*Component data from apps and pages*
_ _ _ _ _ _ _

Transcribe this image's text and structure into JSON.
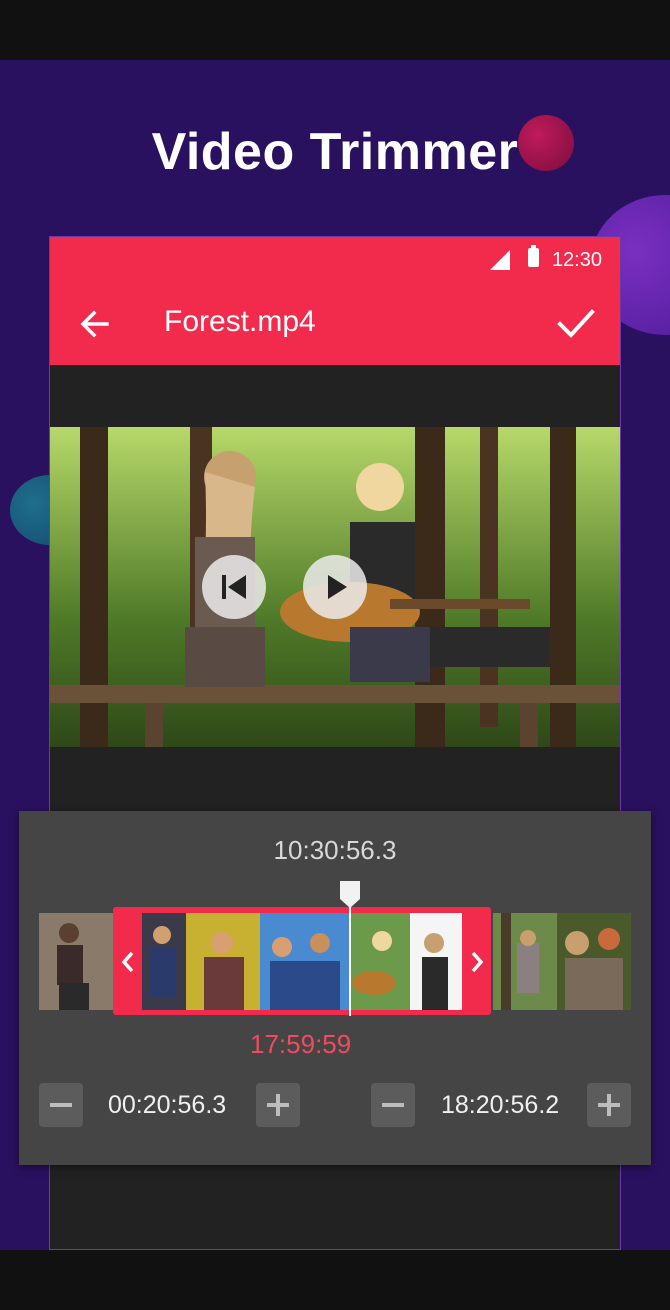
{
  "headline": "Video Trimmer",
  "status_bar": {
    "time": "12:30",
    "icons": [
      "signal-icon",
      "battery-icon"
    ]
  },
  "app_bar": {
    "title": "Forest.mp4",
    "back_icon": "arrow-left-icon",
    "confirm_icon": "check-icon"
  },
  "player": {
    "controls": [
      "skip-previous-icon",
      "play-icon"
    ]
  },
  "trim": {
    "current_time": "10:30:56.3",
    "duration": "17:59:59",
    "start_time": "00:20:56.3",
    "end_time": "18:20:56.2",
    "selection_start_fraction": 0.15,
    "selection_end_fraction": 0.77,
    "playhead_fraction": 0.53
  },
  "colors": {
    "accent": "#f22b4d",
    "promo_background": "#2a1160",
    "panel": "#454545",
    "duration_text": "#f24a5f"
  }
}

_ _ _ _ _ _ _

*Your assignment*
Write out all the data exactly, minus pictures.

*Result for this task*
Transcribe this image's text and structure into JSON.
{
  "headline": "Video Trimmer",
  "status_bar": {
    "time": "12:30",
    "icons": [
      "signal-icon",
      "battery-icon"
    ]
  },
  "app_bar": {
    "title": "Forest.mp4",
    "back_icon": "arrow-left-icon",
    "confirm_icon": "check-icon"
  },
  "player": {
    "controls": [
      "skip-previous-icon",
      "play-icon"
    ]
  },
  "trim": {
    "current_time": "10:30:56.3",
    "duration": "17:59:59",
    "start_time": "00:20:56.3",
    "end_time": "18:20:56.2",
    "selection_start_fraction": 0.15,
    "selection_end_fraction": 0.77,
    "playhead_fraction": 0.53
  },
  "colors": {
    "accent": "#f22b4d",
    "promo_background": "#2a1160",
    "panel": "#454545",
    "duration_text": "#f24a5f"
  }
}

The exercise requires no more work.